The effects of moving the built boundary

We delineated a built boundary for 2001 from satellite imagery and measured intensification within it for the five-year period from 2001 to 2006. In other words, we increased the amount of urban land in the land base used to measure intensification. Then we calculated the percentage of all development built between 2001 and 2006 located within this line. Figure 13 compares the five-year intensification rates for the Greater Golden Horseshoe measured within the 1990 built boundary and the 2001 built boundary.

The difference between the two rates is mainly attributable to intensification near the urban edge. As the boundary moves out, more land is taken in and more holes at the edge are included in the land base. The results show that any movement of the built boundary would have to account for this edge effect, which is the product of the urban development process. Also, since the purpose of meeting targets is to achieve broader policy goals, moving the boundary might defeat this purpose; that is, by making it easier for municipalities to achieve the target (40% intensification rate), the province would not help the region achieve the goals of the policy.

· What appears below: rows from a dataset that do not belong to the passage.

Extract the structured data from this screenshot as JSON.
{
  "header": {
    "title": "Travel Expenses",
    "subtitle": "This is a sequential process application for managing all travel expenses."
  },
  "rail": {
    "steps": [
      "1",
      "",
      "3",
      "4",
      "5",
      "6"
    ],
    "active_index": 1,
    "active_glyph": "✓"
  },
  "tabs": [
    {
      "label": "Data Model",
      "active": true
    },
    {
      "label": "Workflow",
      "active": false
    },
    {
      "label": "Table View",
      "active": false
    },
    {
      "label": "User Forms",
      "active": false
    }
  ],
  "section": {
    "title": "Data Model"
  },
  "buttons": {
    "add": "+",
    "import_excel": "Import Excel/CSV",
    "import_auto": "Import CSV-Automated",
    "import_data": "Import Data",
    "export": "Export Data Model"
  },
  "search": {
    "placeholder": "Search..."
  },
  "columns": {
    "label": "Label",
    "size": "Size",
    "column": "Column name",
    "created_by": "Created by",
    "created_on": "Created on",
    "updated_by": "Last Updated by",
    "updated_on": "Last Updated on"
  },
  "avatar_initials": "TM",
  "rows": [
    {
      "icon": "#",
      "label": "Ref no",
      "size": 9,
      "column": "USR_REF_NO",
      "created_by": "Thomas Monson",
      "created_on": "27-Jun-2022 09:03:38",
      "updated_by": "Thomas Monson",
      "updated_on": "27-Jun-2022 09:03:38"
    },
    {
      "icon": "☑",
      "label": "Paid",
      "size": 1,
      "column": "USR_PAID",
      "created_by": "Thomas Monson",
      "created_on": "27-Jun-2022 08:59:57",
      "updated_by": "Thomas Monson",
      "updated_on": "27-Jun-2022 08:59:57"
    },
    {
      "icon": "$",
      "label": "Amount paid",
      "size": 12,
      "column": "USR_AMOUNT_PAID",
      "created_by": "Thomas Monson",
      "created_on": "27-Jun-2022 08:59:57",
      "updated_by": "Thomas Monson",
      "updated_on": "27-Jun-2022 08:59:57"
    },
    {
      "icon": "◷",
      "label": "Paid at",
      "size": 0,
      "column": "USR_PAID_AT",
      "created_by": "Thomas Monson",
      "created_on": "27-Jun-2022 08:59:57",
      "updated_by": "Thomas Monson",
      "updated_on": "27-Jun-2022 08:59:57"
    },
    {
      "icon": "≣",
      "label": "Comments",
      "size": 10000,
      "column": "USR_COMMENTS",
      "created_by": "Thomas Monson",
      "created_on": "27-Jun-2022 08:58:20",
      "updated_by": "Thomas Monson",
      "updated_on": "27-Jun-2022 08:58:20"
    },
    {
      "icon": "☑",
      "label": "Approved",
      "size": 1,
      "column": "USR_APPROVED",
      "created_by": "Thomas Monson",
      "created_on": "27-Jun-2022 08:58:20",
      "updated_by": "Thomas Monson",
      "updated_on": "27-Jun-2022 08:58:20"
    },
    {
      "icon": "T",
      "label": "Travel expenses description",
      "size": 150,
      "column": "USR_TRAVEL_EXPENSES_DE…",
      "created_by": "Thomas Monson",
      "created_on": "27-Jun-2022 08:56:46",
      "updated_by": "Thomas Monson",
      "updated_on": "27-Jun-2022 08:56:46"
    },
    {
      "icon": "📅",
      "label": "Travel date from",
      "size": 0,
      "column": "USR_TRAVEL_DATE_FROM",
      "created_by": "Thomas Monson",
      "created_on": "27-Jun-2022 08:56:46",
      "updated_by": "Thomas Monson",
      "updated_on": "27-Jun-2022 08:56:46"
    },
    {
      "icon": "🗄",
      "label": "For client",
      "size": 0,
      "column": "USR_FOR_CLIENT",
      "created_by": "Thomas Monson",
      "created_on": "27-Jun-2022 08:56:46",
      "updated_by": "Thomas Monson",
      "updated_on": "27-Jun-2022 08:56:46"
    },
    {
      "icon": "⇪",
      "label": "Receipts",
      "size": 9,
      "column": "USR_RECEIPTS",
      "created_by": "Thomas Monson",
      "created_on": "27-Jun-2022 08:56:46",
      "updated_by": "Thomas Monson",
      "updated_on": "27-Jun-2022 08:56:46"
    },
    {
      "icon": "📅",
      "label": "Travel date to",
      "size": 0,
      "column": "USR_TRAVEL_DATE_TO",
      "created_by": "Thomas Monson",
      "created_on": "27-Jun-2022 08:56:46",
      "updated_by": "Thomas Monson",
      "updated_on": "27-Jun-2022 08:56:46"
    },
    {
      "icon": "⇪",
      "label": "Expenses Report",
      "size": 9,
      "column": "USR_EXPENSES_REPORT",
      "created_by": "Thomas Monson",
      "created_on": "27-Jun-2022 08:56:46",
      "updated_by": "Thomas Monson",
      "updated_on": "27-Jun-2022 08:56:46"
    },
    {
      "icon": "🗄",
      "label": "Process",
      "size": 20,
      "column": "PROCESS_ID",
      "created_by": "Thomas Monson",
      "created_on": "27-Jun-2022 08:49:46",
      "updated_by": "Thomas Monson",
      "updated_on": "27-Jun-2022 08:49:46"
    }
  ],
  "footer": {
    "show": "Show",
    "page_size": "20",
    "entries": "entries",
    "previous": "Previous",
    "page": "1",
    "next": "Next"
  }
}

Figure 13: Intensification rates for the same time period, 2001 to 2006, measured within two different built boundaries, 1990 and 2001